It is virtually impossible to overstate the effect of vaccination upon human health, and especially upon child health. And yet controversy seems to swirl around this topic and has since Edward Jenner first inoculated young James Phipps on May 14, 1796, with material from Sarah Nelmes, the milkmaid who had cowpox. Most of the controversies are because, when vaccination is successful, nothing happens. When we prevent a serious illness, nothing happens (ie, no one gets ill). As this occurs more and more, the public eventually has little or no memory of the morbidity and mortality that was caused by serious diseases like smallpox, measles, varicella, and the other vaccine-preventable infections.
Dr. Dwight Powell from Nationwide Children’s Hospital in Columbus, Ohio, is the Guest Editor of this issue of Pediatric Annals devoted to child and adolescent immunizations. The topics include how to deal with concerns about vaccine safety, issues specific to adolescent immunization, influenza vaccines, immunizations for international adoptees, the new 13-valent conjugate pneumococcal vaccine, and the business aspects of immunization in the office.
All of us who support and provide childhood vaccinations should be aware of the recent landmark decisions of the federal “vaccine court,” a program where claims are decided by the Office of Special Masters, a part of the U.S. Court of Federal Claims. As recounted in the article here by Smith and Marshall (see page 476), on February 12, 2009, the vaccine court completely rejected claims that thimerosal and MMR cause autism, and on March 12, 2010 that thimerosal alone causes autism, using very strong language in both instances. On February 2, 2010, The Lancet formally retracted the 1998 paper by Dr. Andrew Wakefield and colleagues that first claimed the now disproved relationship between MMR and autism. The General Medical Council of the United Kingdom has found evidence of serious professional misconduct by Wakefield and two colleagues, and on May 24, 2010, “struck” Wakefield from the medical register, effectively withdrawing his U.K. medical license. These actions should help quiet the false assertions of a vaccine link to autism.
I have recently received a copy of the third edition of The Vaccine Handbook: A Practical Guide for Clinicians, by Gary S. Marshall, MD, and strongly recommend it to those in general pediatric practice. It is published by Professional Communications, Inc. This handbook is full of practical information covering virtually all aspects of the topic and answering just about all questions related to vaccines that parents may pose to physicians. Individual chapters are devoted to each vaccine-preventable disease and the appropriate vaccine(s). This is a terrific guide to have for ready access in the office, and it has a very useful index.

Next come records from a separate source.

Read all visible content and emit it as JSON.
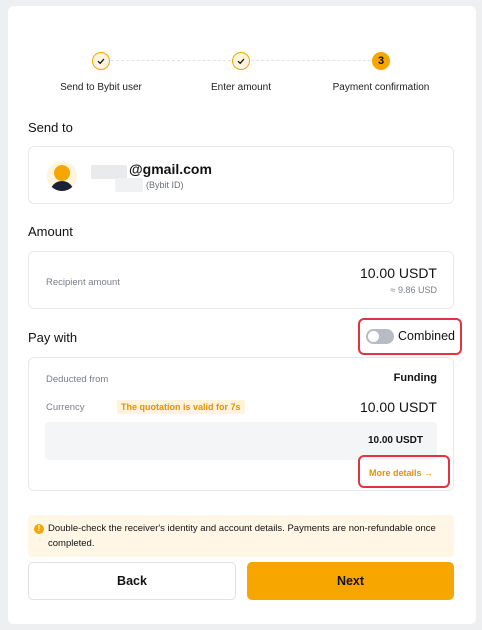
{
  "stepper": {
    "steps": [
      {
        "label": "Send to Bybit user",
        "state": "done"
      },
      {
        "label": "Enter amount",
        "state": "done"
      },
      {
        "label": "Payment confirmation",
        "state": "current",
        "number": "3"
      }
    ]
  },
  "send_to": {
    "title": "Send to",
    "email": "@gmail.com",
    "bybit_id": "(Bybit ID)"
  },
  "amount": {
    "title": "Amount",
    "recipient_label": "Recipient amount",
    "recipient_value": "10.00 USDT",
    "approx_value": "≈ 9.86 USD"
  },
  "pay_with": {
    "title": "Pay with",
    "toggle_label": "Combined",
    "toggle_on": false,
    "deducted_label": "Deducted from",
    "deducted_value": "Funding",
    "currency_label": "Currency",
    "quotation_badge": "The quotation is valid for 7s",
    "currency_value": "10.00 USDT",
    "breakdown_value": "10.00 USDT",
    "more_details": "More details →"
  },
  "notice": {
    "icon": "!",
    "text": "Double-check the receiver's identity and account details. Payments are non-refundable once completed."
  },
  "buttons": {
    "back": "Back",
    "next": "Next"
  },
  "colors": {
    "accent": "#f7a600",
    "highlight": "#e0353e"
  }
}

For the stamps to accompany this column and issue on immunization, I have chosen two related to smallpox immunization and Edward Jenner and two honoring Louis Pasteur. The 1978 Nigerian stamp supporting the now-successful Global Crusade for the Eradication of Smallpox portrays a mother holding her child (see page 460), who is covered with smallpox lesions, which are centripetal (mainly truncal) in distribution. The complete eradication of this major cause of morbidity and mortality, which is known to have affected man since before 1500 BC, is one of the greatest scientific achievements. The 1978 stamp from Senegal in French West Africa depicts Jenner (1749–1823), who appears to be looking down upon an outdoor immunization clinic (see page 460). Jenner’s story of experiments from 1796–1801 is familiar, and in 1801 he predicted the ultimate eradication of smallpox. The world’s last case of endemic smallpox occurred on October 31, 1977, in Somalia, and the last lab-acquired case occurred in Birmingham, England, in 1978. The other two stamps, from Turkey and the Republic of Cameroon, show the most famous portrait of Louis Pasteur (1822–1895), the greatest French scientist, whose many achievements include the development of the attenuated rabies vaccine, another familiar story. In this portrait by Albert Edelfelt, which is on the cover of most French high school science texts, Pasteur is examining a dried rabbit spinal cord within a flask, serial passaging in this way being central to his successful attenuation of the very deadly rabies virus.
Jenner and Pasteur each experienced substantial criticism of his scientific achievements by the antivaccine forces of the day, but their legacies survived, and the world will be indebted to their perseverance and will always honor their contributions.